There is an old saying “don’t fight the fed”. Though I suggest to keep an eye on exit, the big mistake will be to be contrary and go against the fed. While being contrarian may pay-off one day, we don’t know “when” and markets can remain irrational longer than our portfolio can remain solvent.
6. Trashing “Trading by Objective”
It’s tempting to let go a rational trading approach in exchange for momentum chasing returns. Trading is a tough business that requires disciplined objectives based approach. Let Mr. Market do whatever it wants. Let’s accept that it’s beyond your and my control and it doesn’t care what you and I think. The only thing that is in our control is our trading plan. Trashing “trading by objectives” for chasing alpha might not be a good strategy at these highs.
7. Thinking volatility will remain low

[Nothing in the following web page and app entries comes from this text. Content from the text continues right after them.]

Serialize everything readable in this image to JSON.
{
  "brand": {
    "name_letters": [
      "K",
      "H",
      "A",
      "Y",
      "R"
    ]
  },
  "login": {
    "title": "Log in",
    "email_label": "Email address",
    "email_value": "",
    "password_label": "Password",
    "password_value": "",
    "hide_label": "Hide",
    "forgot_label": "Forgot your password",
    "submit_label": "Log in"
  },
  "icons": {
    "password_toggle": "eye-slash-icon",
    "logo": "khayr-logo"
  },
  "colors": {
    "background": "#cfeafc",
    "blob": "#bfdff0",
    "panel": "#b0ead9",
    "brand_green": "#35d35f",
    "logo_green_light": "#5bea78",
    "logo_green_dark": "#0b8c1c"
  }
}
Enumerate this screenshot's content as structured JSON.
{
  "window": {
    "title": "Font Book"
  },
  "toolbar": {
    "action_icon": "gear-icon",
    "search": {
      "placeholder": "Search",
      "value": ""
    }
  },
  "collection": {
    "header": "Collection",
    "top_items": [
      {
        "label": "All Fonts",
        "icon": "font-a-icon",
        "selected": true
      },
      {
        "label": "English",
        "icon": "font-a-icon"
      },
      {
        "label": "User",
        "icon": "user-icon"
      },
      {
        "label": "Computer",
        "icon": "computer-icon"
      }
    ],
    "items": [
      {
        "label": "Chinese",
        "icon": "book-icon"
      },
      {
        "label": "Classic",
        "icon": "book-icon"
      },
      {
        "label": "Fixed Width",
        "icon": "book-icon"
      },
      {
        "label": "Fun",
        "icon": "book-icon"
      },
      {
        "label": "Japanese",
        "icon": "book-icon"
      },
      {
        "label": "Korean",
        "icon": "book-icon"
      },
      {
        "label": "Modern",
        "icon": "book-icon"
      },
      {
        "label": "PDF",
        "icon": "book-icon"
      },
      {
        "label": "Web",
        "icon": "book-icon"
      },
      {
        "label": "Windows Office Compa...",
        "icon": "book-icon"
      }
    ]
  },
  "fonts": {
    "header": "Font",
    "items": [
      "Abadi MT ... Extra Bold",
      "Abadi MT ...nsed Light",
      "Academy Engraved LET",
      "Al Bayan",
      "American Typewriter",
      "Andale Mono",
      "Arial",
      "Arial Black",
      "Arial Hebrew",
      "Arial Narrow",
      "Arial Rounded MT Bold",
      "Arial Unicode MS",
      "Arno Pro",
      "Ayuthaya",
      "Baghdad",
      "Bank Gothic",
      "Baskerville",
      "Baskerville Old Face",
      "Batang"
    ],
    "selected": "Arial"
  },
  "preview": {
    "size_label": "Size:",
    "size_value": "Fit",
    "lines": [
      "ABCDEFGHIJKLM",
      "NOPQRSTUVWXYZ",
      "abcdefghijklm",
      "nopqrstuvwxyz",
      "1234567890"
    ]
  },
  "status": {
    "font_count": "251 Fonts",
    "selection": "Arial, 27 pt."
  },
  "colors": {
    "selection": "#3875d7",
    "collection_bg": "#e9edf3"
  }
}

Currently we are in one of the lowest volatility (as defined by The FEAR INDEX called VIX) environment. It’s low for a reason and one of that reason is the tremendous amount of confidence in Fed’s ability to steer markets and crises. These days Good news is good, bad news is even better. Volatility is mean reverting in nature (generally speaking). Though nothing stops it from remaining low, a costly mistake will be to assume that it will remain low especially after almost a 100 day run without 3 day pullback.
Bottom-line: It’s time to re-evaluate. I am not suggesting that we are at the top and you should sell everything tomorrow. Instead, in my humble opinion it is time to start preparing. It might be too late to prepare when everyone panics. Keep the plan handy.
Profitable Trading, OP